High-Contrast Near-Infrared Studies of Planetary Systems and their Circumstellar Environments
AuthorRodigas, Timothy John
AdvisorHinz, Philip M.
MetadataShow full item record
PublisherThe University of Arizona.
RightsCopyright © is held by the author. Digital access to this material is made possible by the University Libraries, University of Arizona. Further transmission, reproduction or presentation (such as public display or performance) of protected items is prohibited except with permission of the author.

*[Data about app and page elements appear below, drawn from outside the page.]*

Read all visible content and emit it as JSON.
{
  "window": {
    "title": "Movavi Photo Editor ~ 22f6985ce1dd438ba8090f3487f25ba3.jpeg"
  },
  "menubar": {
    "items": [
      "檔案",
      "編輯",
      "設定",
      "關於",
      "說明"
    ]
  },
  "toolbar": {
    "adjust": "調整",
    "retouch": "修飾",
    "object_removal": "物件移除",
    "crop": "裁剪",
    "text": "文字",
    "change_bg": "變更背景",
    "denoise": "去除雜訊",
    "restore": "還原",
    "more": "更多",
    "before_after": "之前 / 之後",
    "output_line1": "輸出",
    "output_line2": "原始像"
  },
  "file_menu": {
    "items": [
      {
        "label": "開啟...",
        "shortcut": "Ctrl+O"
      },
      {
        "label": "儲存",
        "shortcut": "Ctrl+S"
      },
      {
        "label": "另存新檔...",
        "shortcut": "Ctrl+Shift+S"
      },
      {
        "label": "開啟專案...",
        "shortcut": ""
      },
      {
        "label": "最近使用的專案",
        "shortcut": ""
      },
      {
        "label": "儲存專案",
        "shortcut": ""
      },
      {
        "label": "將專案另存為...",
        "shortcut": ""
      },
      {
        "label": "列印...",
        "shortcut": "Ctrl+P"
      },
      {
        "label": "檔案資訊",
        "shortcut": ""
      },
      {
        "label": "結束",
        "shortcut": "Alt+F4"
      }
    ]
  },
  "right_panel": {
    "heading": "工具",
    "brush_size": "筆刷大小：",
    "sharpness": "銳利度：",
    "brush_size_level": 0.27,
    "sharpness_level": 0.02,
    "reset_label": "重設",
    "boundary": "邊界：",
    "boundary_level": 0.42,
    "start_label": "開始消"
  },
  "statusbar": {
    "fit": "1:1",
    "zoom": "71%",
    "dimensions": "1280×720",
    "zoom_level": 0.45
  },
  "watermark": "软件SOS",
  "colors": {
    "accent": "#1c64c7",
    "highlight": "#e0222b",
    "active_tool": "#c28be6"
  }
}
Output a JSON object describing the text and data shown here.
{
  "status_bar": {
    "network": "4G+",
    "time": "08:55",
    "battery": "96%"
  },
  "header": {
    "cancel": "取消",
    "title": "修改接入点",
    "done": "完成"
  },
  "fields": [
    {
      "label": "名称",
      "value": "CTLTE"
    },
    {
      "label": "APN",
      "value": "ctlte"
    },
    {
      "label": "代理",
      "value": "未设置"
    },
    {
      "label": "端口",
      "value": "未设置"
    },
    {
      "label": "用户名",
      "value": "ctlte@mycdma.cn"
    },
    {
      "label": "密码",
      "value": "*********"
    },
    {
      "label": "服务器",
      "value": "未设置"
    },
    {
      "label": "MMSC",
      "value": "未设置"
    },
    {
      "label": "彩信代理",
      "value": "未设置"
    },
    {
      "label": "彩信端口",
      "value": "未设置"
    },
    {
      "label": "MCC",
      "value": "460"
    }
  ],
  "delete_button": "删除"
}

AbstractPlanets are thought to form in circumstellar disks, leaving behind planetesimals that collide to produce dusty debris disks. Characterizing the architectures of planetary systems, along with the structures and compositions of debris disks, can therefore help answer questions about how planets form. In this thesis, I present the results of five papers (three published, two in preparation) concerning the properties of extrasolar planetary systems and their circumstellar environments. Chapters 2 and 3 are studies of radial velocity (RV) exoplanetary systems. For years astronomers have been puzzled about the large number of RV-detected planets that have eccentric orbits (e>0.1). In Chapter 2 I show that this problem can partially be explained by showing that two circular-orbit planets can masquerade as a single planet on an eccentric orbit. I use this finding to predict that planets with mildly eccentric orbits are the most likely to have massive companions on wide orbits, potentially detectable by future direct imaging observations. Chapter 3 presents such a direct imaging study of the 14 Her planetary system. I significantly constrain the phase space of the putative candidate 14 Her c and demonstrate the power of direct imaging/RV overlap. Chapters 4 and 5 are high-contrast 2-4 μm imaging studies of the edge-on debris disks around HD 15115 and HD 32297. HD 15115's color is found to be gray, implying large grains 1-10 μm in size reside in stable orbits in the disk. HD 32297's disk color is red from 1-4 μm. Cometary material (carbon, silicates, and porous water ice) are a good match at 1-2 μm but not at L'. Tholins, organic material that is found in outer solar system bodies, or small silicates can explain the disk's red color but not the short wavelength data. Chapter 6 presents a dynamical study of dust grains in the presence of massive planets. I show that the width of a debris disk increases proportionally with the mass of its shepherding planet. I then make predictions for the masses and orbits of putative planets in five well-known disks. In Chapter 7, I summarize and discuss plans for future research in the exoplanet field.
Degree ProgramGraduate College